Every week – generally, but not always, on Wednesday, Thursday or Friday – we are startled by the sudden explosion of loud and very scratchy music from the street in front of our house. If it weren’t so badly recorded it would, I’m sure, remind me of the local Carnation ice cream man of my childhood who used to announce his presence with the gentle tinkling of bells or, more often, a musical jingle used only by him.
Alas, the weekly wakeup call here is not the ice cream man but someone who, while probably more important, isn’t nearly as much fun. I’m speaking of the trash collectors who, if you ask them nicely, will stop by your house whenever they happen to pass just long enough for you to hustle your essential throwaways down to their truck. Provided that you do it fast.
In America, the weekly trash pickup is taken for granted. On a given day of the week (for us it was always Monday) you simply leave your filled-to-the-brim plastic or metal trash container at the front curb and, voila! Invariably, within hours, its contents magically disappear. Here in the outskirts of Surigao City, on the other hand, it’s not nearly so easy. That’s why, every Wednesday, Thursday or Friday, there’s a tremendous hue and cry at our house, accompanied by heartfelt and urgent chants of “The trash man’s here, the trash man’s here” as that week’s designated trash monitor hustles down to the front gate, dragging our fully loaded trashcan behind.
We usually make it in time though, sorry to say, sometimes we don’t.
It reminds me a lot of a scene in an old Steve Martin comedy called “The Jerk,” in which Martin – playing a semi-retarded (oops, I guess the politically correct term these days is intellectually disabled) man who gets very excited when the new phone book arrives. “The new phone book’s here, the new phone book’s here!!” he screams to the utter bewilderment of all those within earshot. “I’m somebody now!”
To most Americans, of course, the scene is hilarious because their new phone books arrive regularly without fanfare (although how long that will continue is a subject of some conjecture) and, well, having one’s name and phone number listed in the phonebook is a matter of little consequence or note.
In my new hometown of Surigao, on the other hand, I doubt that most residents would even get the joke. The reason is obvious; people here have never received phone books, seldom have landlines, and even mail delivery is rare and unpredictable at best.
Which brings us to my central point; the difficulty of transitioning from an orderly and well-run society like America’s to one in which you get your electric bill from a neighbor who probably got it from the barangay captain who got it from God-knows-where?
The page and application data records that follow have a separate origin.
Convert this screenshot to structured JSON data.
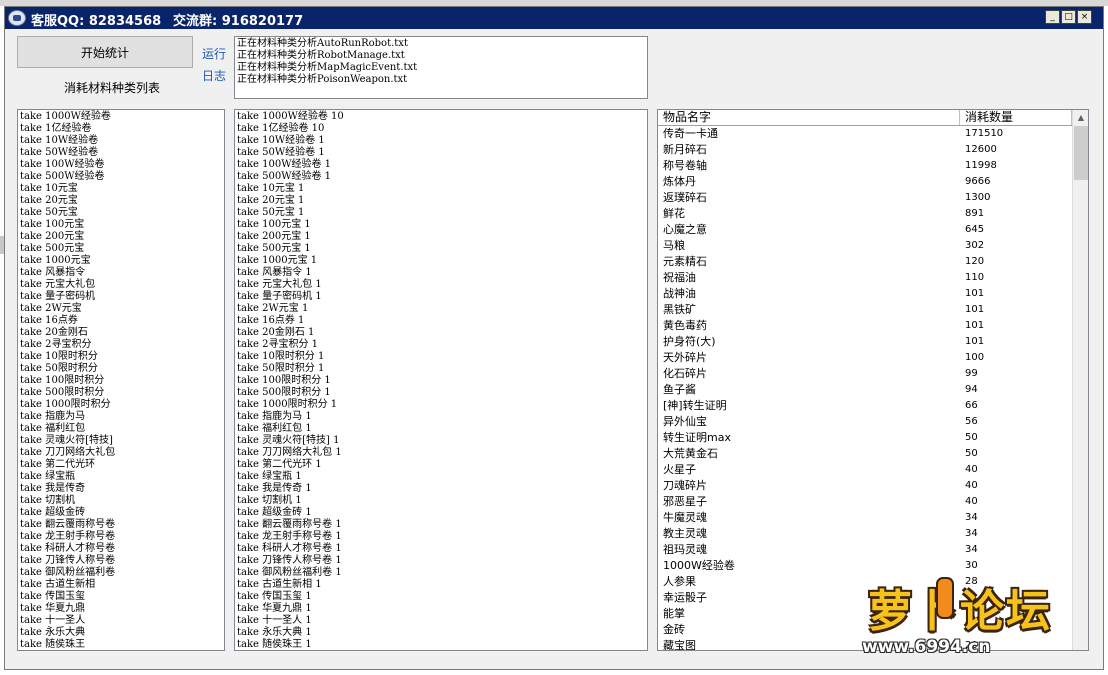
{
  "window": {
    "title_qq": "客服QQ: 82834568",
    "title_group": "交流群: 916820177",
    "minimize_glyph": "_",
    "maximize_glyph": "□",
    "close_glyph": "×"
  },
  "controls": {
    "start_button": "开始统计",
    "list_caption": "消耗材料种类列表",
    "run_link": "运行",
    "log_link": "日志"
  },
  "log_lines": [
    "正在材料种类分析AutoRunRobot.txt",
    "正在材料种类分析RobotManage.txt",
    "正在材料种类分析MapMagicEvent.txt",
    "正在材料种类分析PoisonWeapon.txt"
  ],
  "left_list": [
    "take 1000W经验卷",
    "take 1亿经验卷",
    "take 10W经验卷",
    "take 50W经验卷",
    "take 100W经验卷",
    "take 500W经验卷",
    "take 10元宝",
    "take 20元宝",
    "take 50元宝",
    "take 100元宝",
    "take 200元宝",
    "take 500元宝",
    "take 1000元宝",
    "take 风暴指令",
    "take 元宝大礼包",
    "take 量子密码机",
    "take 2W元宝",
    "take 16点券",
    "take 20金刚石",
    "take 2寻宝积分",
    "take 10限时积分",
    "take 50限时积分",
    "take 100限时积分",
    "take 500限时积分",
    "take 1000限时积分",
    "take 指鹿为马",
    "take 福利红包",
    "take 灵魂火符[特技]",
    "take 刀刀网络大礼包",
    "take 第二代光环",
    "take 绿宝瓶",
    "take 我是传奇",
    "take 切割机",
    "take 超级金砖",
    "take 翻云覆雨称号卷",
    "take 龙王射手称号卷",
    "take 科研人才称号卷",
    "take 刀锋传人称号卷",
    "take 御风粉丝福利卷",
    "take 古道生新相",
    "take 传国玉玺",
    "take 华夏九鼎",
    "take 十一圣人",
    "take 永乐大典",
    "take 随侯珠王"
  ],
  "mid_list": [
    "take 1000W经验卷 10",
    "take 1亿经验卷 10",
    "take 10W经验卷 1",
    "take 50W经验卷 1",
    "take 100W经验卷 1",
    "take 500W经验卷 1",
    "take 10元宝 1",
    "take 20元宝 1",
    "take 50元宝 1",
    "take 100元宝 1",
    "take 200元宝 1",
    "take 500元宝 1",
    "take 1000元宝 1",
    "take 风暴指令 1",
    "take 元宝大礼包 1",
    "take 量子密码机 1",
    "take 2W元宝 1",
    "take 16点券 1",
    "take 20金刚石 1",
    "take 2寻宝积分 1",
    "take 10限时积分 1",
    "take 50限时积分 1",
    "take 100限时积分 1",
    "take 500限时积分 1",
    "take 1000限时积分 1",
    "take 指鹿为马 1",
    "take 福利红包 1",
    "take 灵魂火符[特技] 1",
    "take 刀刀网络大礼包 1",
    "take 第二代光环 1",
    "take 绿宝瓶 1",
    "take 我是传奇 1",
    "take 切割机 1",
    "take 超级金砖 1",
    "take 翻云覆雨称号卷 1",
    "take 龙王射手称号卷 1",
    "take 科研人才称号卷 1",
    "take 刀锋传人称号卷 1",
    "take 御风粉丝福利卷 1",
    "take 古道生新相 1",
    "take 传国玉玺 1",
    "take 华夏九鼎 1",
    "take 十一圣人 1",
    "take 永乐大典 1",
    "take 随侯珠王 1"
  ],
  "table": {
    "columns": [
      "物品名字",
      "消耗数量"
    ],
    "rows": [
      {
        "name": "传奇一卡通",
        "qty": "171510"
      },
      {
        "name": "新月碎石",
        "qty": "12600"
      },
      {
        "name": "称号卷轴",
        "qty": "11998"
      },
      {
        "name": "炼体丹",
        "qty": "9666"
      },
      {
        "name": "返璞碎石",
        "qty": "1300"
      },
      {
        "name": "鲜花",
        "qty": "891"
      },
      {
        "name": "心魔之意",
        "qty": "645"
      },
      {
        "name": "马粮",
        "qty": "302"
      },
      {
        "name": "元素精石",
        "qty": "120"
      },
      {
        "name": "祝福油",
        "qty": "110"
      },
      {
        "name": "战神油",
        "qty": "101"
      },
      {
        "name": "黑铁矿",
        "qty": "101"
      },
      {
        "name": "黄色毒药",
        "qty": "101"
      },
      {
        "name": "护身符(大)",
        "qty": "101"
      },
      {
        "name": "天外碎片",
        "qty": "100"
      },
      {
        "name": "化石碎片",
        "qty": "99"
      },
      {
        "name": "鱼子酱",
        "qty": "94"
      },
      {
        "name": "[神]转生证明",
        "qty": "66"
      },
      {
        "name": "异外仙宝",
        "qty": "56"
      },
      {
        "name": "转生证明max",
        "qty": "50"
      },
      {
        "name": "大荒黄金石",
        "qty": "50"
      },
      {
        "name": "火星子",
        "qty": "40"
      },
      {
        "name": "刀魂碎片",
        "qty": "40"
      },
      {
        "name": "邪恶星子",
        "qty": "40"
      },
      {
        "name": "牛魔灵魂",
        "qty": "34"
      },
      {
        "name": "教主灵魂",
        "qty": "34"
      },
      {
        "name": "祖玛灵魂",
        "qty": "34"
      },
      {
        "name": "1000W经验卷",
        "qty": "30"
      },
      {
        "name": "人参果",
        "qty": "28"
      },
      {
        "name": "幸运骰子",
        "qty": ""
      },
      {
        "name": "能掌",
        "qty": ""
      },
      {
        "name": "金砖",
        "qty": ""
      },
      {
        "name": "藏宝图",
        "qty": "20"
      }
    ]
  },
  "watermark": {
    "main": "萝卜论坛",
    "url": "www.6994.cn"
  }
}
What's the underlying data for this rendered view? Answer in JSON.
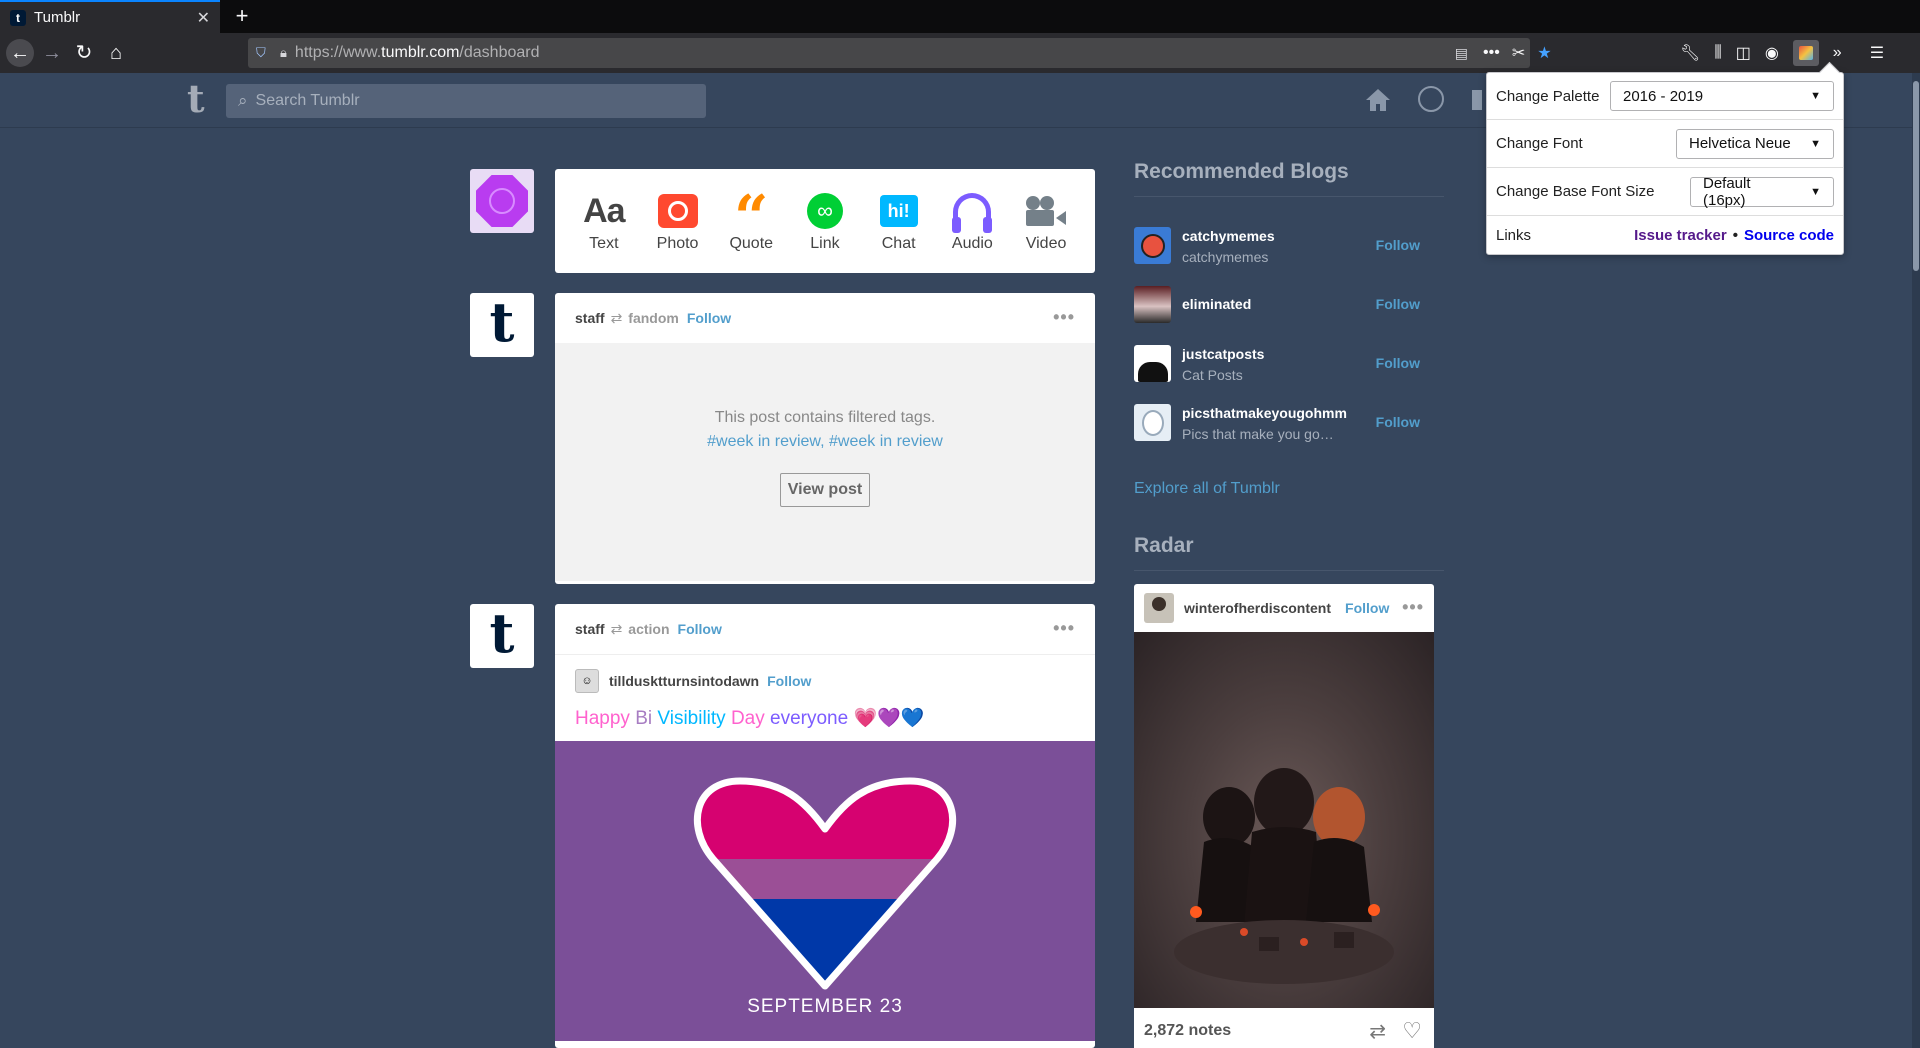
{
  "browser": {
    "tab_title": "Tumblr",
    "tab_favicon": "t",
    "url_prefix": "https://www.",
    "url_host": "tumblr.com",
    "url_path": "/dashboard"
  },
  "header": {
    "logo": "t",
    "search_placeholder": "Search Tumblr"
  },
  "composer": {
    "types": [
      "Text",
      "Photo",
      "Quote",
      "Link",
      "Chat",
      "Audio",
      "Video"
    ],
    "text_icon": "Aa",
    "chat_icon": "hi!"
  },
  "posts": [
    {
      "blog": "staff",
      "via": "fandom",
      "follow": "Follow",
      "filtered_msg": "This post contains filtered tags.",
      "filtered_tags": "#week in review, #week in review",
      "view_button": "View post"
    },
    {
      "blog": "staff",
      "via": "action",
      "follow": "Follow",
      "trail_blog": "tilldusktturnsintodawn",
      "trail_follow": "Follow",
      "text_words": [
        "Happy",
        "Bi",
        "Visibility",
        "Day",
        "everyone"
      ],
      "text_colors": [
        "#ff62ce",
        "#a77dc2",
        "#00b8ff",
        "#ff62ce",
        "#7c5cff"
      ],
      "emoji": "💗💜💙",
      "image_caption": "SEPTEMBER 23"
    }
  ],
  "sidebar": {
    "recommended_title": "Recommended Blogs",
    "blogs": [
      {
        "name": "catchymemes",
        "sub": "catchymemes",
        "follow": "Follow"
      },
      {
        "name": "eliminated",
        "sub": "",
        "follow": "Follow"
      },
      {
        "name": "justcatposts",
        "sub": "Cat Posts",
        "follow": "Follow"
      },
      {
        "name": "picsthatmakeyougohmm",
        "sub": "Pics that make you go…",
        "follow": "Follow"
      }
    ],
    "explore_link": "Explore all of Tumblr",
    "radar_title": "Radar",
    "radar": {
      "blog": "winterofherdiscontent",
      "follow": "Follow",
      "notes": "2,872 notes"
    }
  },
  "popup": {
    "palette_label": "Change Palette",
    "palette_value": "2016 - 2019",
    "font_label": "Change Font",
    "font_value": "Helvetica Neue",
    "size_label": "Change Base Font Size",
    "size_value": "Default (16px)",
    "links_label": "Links",
    "link_issue": "Issue tracker",
    "link_sep": "•",
    "link_source": "Source code"
  },
  "colors": {
    "tumblr_bg": "#36465d",
    "link_blue": "#529ecc",
    "bi_pink": "#d60270",
    "bi_purple": "#9b4f96",
    "bi_blue": "#0038a8"
  }
}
A society in which, frankly, emergency services are unpredictable, mail delivery sparse, brownouts and water shortages common and even the arrival of the trash collector a matter of some excitement and joy.
“Honey,” my wife said to me during a recent heated discussion regarding inconvenience in the Philippines, “if you’re going to live here, you have to get used to it.”
And so I am trying. There are days when the best I can do is question my own sanity (excuse me, intellectual disability) in deciding to move here. But then there are those others, the times in which a strange kind of excitement wells up in my heart, a sort of primitive satisfaction that not everything happens just when and how it should. Ultimately, I think, it’s the raw alertness – a form of heightened consciousness, really – required in a world where one must fend for oneself rather than have all his needs lined up in tidy little rows.
It is at those times that I happily join the chorus of Filipino and other voices heralding the unfolding of life as it happens. And it is on those days that I cheer loudest for the celebrated coming of the trash man.
God willing, this time we’ll catch him.
David Haldane, a former Los Angeles Times staff writer, is an award-winning American journalist, author and radio broadcaster who recently moved to Surigao City with his Filipino wife and their eight-year-old son. This column tells the unfolding story of that adventure.